----- Source information

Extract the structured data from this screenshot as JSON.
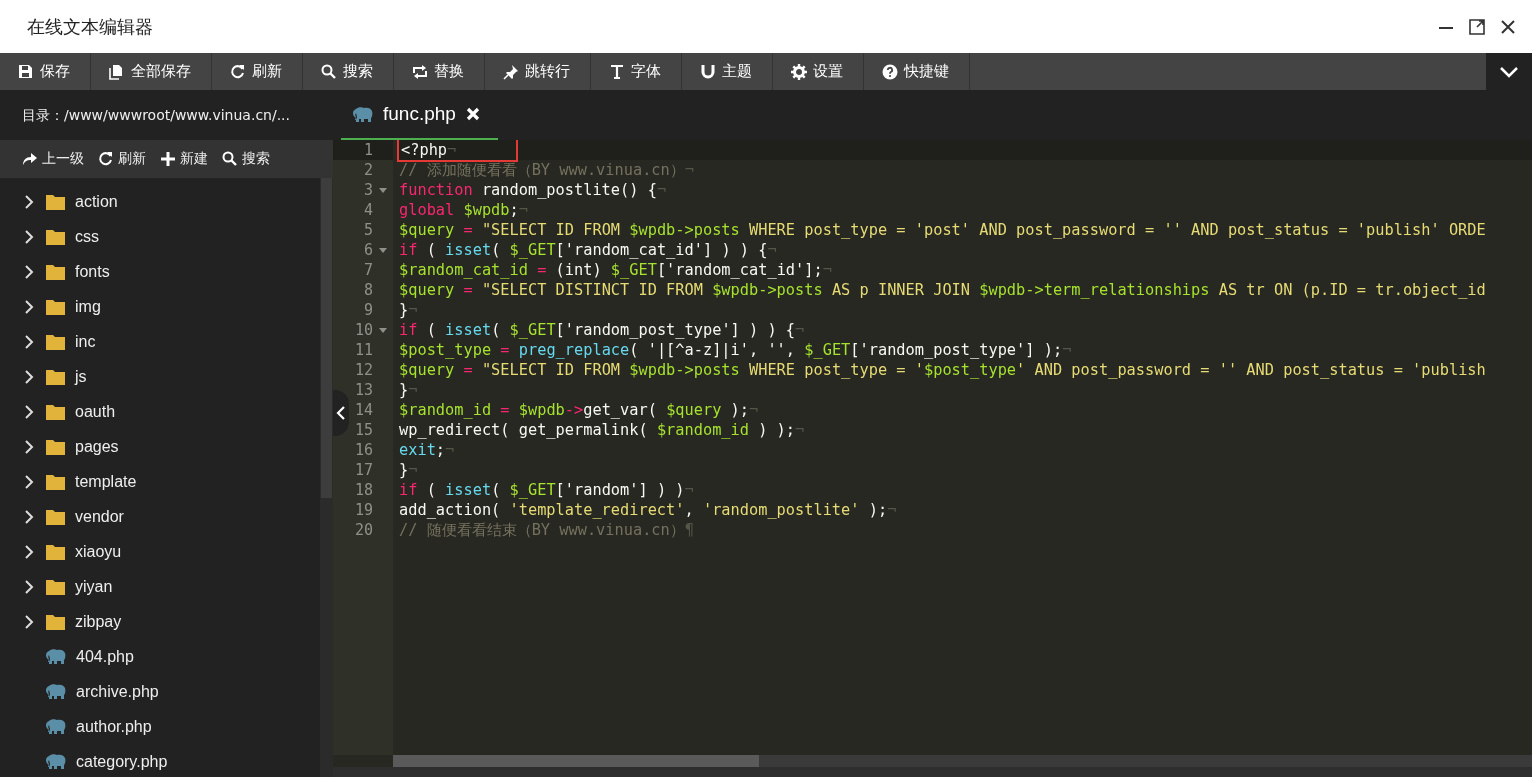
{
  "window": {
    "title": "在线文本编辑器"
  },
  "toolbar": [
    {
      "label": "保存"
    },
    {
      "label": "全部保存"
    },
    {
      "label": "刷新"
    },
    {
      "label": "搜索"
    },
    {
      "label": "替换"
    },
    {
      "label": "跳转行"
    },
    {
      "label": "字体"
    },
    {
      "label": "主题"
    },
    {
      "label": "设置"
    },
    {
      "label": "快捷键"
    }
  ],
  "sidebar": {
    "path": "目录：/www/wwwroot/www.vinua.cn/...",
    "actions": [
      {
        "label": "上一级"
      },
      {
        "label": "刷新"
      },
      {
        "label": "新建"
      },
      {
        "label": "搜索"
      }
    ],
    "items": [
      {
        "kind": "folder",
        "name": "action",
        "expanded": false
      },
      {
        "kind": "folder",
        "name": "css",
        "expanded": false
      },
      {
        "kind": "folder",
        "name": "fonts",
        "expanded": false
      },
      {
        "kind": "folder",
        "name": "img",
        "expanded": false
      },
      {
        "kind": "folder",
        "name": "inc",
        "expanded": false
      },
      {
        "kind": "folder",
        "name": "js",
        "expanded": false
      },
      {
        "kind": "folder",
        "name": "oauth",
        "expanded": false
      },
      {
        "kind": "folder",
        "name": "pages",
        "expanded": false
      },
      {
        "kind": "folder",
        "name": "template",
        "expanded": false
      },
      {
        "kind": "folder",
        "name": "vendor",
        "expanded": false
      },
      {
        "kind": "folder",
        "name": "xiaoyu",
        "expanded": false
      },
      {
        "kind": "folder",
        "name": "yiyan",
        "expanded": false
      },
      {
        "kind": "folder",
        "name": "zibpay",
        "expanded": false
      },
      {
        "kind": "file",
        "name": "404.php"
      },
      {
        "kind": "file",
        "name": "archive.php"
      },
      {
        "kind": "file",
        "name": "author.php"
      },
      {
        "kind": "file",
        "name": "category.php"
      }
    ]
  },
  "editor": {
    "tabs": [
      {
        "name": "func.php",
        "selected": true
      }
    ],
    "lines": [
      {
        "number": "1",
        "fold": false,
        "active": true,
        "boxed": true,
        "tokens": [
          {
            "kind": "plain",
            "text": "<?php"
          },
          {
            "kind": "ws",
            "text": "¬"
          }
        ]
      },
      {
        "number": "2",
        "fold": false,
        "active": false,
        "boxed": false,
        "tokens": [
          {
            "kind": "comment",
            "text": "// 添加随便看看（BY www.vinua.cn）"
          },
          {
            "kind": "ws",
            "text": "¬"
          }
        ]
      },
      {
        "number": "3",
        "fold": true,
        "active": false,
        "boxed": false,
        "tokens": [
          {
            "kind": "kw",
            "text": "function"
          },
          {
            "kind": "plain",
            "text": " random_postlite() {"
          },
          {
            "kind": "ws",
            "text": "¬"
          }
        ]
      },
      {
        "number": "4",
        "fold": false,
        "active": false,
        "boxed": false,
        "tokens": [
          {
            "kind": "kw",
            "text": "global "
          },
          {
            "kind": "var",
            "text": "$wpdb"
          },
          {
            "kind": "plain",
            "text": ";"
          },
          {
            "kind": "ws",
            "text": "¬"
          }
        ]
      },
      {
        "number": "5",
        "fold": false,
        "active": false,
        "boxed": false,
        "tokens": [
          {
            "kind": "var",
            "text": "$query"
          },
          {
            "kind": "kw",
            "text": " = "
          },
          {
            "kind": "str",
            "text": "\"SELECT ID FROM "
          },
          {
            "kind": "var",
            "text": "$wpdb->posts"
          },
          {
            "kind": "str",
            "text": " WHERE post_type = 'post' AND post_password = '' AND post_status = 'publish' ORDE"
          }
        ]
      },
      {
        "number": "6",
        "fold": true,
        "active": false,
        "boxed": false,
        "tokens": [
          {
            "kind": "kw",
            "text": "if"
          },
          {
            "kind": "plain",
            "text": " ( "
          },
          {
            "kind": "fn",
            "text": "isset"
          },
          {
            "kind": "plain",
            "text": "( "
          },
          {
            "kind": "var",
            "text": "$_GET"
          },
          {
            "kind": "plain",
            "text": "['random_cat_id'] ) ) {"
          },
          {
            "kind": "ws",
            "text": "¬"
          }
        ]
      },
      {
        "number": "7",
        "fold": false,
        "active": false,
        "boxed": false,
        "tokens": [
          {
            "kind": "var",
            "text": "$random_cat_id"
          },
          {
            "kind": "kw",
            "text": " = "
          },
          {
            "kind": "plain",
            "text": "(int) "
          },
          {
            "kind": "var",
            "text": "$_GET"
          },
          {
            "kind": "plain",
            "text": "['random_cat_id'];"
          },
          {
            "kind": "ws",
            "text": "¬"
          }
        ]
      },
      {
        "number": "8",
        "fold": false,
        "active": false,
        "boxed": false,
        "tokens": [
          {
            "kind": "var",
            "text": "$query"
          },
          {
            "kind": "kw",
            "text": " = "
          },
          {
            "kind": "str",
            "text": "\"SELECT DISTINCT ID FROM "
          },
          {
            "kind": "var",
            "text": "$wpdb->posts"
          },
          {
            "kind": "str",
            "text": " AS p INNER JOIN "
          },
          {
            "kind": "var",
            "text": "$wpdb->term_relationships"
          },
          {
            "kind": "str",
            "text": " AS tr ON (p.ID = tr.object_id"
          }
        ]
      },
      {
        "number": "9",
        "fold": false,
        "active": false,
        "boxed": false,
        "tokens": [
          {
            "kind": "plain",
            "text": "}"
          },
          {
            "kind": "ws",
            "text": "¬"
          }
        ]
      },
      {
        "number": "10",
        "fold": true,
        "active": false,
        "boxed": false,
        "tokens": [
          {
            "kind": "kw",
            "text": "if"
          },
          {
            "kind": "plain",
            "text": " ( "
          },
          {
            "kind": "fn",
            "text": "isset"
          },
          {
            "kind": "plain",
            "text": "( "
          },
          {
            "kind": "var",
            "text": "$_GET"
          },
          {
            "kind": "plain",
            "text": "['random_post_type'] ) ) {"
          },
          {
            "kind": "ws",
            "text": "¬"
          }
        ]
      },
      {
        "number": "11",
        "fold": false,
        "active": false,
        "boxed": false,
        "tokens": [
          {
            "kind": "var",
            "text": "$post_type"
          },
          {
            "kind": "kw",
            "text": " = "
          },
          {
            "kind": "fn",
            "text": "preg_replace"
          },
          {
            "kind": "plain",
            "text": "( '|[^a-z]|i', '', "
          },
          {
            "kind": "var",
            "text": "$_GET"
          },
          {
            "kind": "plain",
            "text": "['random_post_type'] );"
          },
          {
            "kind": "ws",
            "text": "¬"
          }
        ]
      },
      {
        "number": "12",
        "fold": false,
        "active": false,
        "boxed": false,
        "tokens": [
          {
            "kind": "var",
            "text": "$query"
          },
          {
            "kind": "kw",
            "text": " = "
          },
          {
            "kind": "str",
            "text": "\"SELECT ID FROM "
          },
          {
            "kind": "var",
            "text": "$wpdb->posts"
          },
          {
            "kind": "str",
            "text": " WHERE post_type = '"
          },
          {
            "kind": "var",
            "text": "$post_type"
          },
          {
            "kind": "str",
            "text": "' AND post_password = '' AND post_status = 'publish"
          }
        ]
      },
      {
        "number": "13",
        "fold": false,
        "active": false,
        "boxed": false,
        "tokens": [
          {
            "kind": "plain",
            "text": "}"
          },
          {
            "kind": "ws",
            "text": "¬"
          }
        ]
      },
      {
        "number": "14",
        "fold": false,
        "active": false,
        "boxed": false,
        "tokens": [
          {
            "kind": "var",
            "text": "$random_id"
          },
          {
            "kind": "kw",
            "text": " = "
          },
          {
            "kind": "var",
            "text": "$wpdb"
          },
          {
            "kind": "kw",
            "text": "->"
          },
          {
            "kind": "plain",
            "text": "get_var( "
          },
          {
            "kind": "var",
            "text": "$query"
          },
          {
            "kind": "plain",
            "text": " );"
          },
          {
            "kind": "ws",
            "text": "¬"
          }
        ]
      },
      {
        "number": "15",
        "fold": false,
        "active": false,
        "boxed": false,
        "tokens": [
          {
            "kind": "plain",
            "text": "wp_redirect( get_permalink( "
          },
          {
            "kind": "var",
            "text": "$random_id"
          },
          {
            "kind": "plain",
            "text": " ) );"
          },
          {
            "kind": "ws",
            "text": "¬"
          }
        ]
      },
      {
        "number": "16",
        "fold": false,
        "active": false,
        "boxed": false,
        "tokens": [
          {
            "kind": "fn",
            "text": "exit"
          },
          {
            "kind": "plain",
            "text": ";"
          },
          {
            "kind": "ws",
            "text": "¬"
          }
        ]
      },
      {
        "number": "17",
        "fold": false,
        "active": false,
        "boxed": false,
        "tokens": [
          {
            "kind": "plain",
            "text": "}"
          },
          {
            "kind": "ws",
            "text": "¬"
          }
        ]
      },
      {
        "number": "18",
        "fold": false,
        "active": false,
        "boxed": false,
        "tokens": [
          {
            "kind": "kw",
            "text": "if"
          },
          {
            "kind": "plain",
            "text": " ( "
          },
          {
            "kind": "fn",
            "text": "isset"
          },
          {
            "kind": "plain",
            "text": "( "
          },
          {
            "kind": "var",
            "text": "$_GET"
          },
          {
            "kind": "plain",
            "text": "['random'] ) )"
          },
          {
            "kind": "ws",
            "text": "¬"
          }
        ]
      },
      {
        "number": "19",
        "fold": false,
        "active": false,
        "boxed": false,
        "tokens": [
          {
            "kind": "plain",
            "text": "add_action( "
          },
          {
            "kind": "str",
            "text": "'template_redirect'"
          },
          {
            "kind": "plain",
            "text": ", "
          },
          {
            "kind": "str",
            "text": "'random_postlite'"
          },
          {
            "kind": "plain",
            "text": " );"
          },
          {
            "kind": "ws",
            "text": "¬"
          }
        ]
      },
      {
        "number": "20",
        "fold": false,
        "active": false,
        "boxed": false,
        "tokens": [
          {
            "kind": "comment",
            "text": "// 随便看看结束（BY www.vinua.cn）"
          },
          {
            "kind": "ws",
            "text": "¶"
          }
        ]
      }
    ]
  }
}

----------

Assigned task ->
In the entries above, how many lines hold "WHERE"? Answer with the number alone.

Your solution ->
2